* _Exercise description_: Among the entries below, find all lines that include "building" and copy them.
(Exercise materials Opens)
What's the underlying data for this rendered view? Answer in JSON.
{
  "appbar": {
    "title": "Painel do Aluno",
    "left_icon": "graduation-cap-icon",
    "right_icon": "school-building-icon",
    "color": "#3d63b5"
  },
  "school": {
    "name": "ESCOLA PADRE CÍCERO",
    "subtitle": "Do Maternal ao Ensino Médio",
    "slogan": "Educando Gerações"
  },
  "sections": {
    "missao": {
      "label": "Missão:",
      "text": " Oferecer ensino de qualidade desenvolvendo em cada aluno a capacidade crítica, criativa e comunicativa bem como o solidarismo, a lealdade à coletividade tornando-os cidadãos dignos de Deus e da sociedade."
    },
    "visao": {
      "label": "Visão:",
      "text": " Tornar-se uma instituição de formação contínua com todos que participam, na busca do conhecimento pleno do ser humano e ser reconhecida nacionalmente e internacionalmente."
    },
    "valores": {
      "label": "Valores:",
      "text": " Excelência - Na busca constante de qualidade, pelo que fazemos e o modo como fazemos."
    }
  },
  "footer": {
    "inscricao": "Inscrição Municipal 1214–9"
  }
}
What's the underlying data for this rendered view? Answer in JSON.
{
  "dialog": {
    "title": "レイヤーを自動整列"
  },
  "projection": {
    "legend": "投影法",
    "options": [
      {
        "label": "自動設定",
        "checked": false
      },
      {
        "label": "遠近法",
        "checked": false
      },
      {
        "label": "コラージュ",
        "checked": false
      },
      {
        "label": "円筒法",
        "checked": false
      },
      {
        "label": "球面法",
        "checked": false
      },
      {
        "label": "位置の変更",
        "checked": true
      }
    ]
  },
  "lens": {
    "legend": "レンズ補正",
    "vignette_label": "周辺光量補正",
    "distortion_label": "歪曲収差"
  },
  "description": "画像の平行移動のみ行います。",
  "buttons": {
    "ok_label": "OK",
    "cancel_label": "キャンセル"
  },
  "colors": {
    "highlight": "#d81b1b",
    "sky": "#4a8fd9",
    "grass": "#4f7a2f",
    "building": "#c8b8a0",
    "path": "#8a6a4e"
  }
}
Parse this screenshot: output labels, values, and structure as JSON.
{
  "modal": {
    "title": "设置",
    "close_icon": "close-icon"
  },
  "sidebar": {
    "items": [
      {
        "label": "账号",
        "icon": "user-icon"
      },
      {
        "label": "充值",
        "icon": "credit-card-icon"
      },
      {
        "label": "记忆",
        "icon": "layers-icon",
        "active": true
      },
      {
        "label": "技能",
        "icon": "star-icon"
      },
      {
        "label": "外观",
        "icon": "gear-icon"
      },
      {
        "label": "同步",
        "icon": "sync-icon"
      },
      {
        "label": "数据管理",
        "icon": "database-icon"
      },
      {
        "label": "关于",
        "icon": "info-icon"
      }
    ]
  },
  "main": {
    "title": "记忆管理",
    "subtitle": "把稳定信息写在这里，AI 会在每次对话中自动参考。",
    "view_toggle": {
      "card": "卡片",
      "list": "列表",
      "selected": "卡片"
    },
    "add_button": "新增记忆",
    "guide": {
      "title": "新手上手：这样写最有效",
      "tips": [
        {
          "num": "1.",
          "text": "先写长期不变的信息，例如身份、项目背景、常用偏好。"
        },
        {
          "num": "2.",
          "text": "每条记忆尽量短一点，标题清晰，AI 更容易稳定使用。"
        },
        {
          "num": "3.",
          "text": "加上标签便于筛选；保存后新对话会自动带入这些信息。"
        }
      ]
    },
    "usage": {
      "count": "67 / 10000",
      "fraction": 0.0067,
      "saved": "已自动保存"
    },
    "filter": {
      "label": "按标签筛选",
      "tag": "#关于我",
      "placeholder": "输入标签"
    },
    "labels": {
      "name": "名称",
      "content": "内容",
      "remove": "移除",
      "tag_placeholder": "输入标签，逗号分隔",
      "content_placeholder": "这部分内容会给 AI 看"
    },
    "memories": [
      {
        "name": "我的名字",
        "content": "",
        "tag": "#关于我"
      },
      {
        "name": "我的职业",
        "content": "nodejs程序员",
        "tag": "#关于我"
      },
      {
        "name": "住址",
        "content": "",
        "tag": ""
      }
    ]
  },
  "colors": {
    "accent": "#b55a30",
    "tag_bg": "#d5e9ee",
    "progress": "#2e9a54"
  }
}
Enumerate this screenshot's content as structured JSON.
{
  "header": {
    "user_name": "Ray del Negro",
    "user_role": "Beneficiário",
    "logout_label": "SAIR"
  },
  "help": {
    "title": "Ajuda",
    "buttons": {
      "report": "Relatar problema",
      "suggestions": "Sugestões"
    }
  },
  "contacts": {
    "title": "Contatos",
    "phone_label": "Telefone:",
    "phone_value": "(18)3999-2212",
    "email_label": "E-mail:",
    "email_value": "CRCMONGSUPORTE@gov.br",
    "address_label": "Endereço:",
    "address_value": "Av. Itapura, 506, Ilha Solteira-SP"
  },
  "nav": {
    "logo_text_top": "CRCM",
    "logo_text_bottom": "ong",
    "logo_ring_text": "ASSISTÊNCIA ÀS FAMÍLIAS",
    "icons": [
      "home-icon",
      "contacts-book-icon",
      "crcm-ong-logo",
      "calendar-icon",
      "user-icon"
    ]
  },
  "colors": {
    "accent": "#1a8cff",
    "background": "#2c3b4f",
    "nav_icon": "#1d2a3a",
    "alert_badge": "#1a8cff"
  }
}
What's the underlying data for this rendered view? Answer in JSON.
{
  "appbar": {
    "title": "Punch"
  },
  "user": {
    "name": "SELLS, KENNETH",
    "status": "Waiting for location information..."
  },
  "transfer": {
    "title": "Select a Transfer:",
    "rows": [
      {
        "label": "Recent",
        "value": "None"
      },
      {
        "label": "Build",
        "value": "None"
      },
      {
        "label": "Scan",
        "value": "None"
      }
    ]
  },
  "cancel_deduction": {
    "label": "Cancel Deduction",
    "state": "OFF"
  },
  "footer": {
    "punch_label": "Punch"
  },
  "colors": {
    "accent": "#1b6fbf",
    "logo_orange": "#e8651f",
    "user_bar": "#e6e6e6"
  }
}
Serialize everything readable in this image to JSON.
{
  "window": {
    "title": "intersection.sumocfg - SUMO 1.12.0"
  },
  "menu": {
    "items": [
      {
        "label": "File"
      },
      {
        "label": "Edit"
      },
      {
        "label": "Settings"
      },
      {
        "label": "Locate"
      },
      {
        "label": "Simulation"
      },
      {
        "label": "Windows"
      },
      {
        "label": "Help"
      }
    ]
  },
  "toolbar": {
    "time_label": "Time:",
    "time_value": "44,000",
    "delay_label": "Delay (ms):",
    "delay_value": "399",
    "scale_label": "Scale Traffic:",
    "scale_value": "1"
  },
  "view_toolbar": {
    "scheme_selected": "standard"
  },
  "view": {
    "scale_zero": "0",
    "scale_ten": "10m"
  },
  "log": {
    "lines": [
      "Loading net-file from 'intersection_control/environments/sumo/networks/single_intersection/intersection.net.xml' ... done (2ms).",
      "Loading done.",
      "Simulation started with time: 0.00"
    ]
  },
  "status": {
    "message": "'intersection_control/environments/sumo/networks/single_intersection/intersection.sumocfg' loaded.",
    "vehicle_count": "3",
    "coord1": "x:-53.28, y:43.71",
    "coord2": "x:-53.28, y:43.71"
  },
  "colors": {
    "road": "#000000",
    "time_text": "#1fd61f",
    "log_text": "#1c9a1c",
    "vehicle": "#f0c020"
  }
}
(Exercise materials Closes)
* _Expected answer_:
    "right_icon": "school-building-icon",
    "building": "#c8b8a0",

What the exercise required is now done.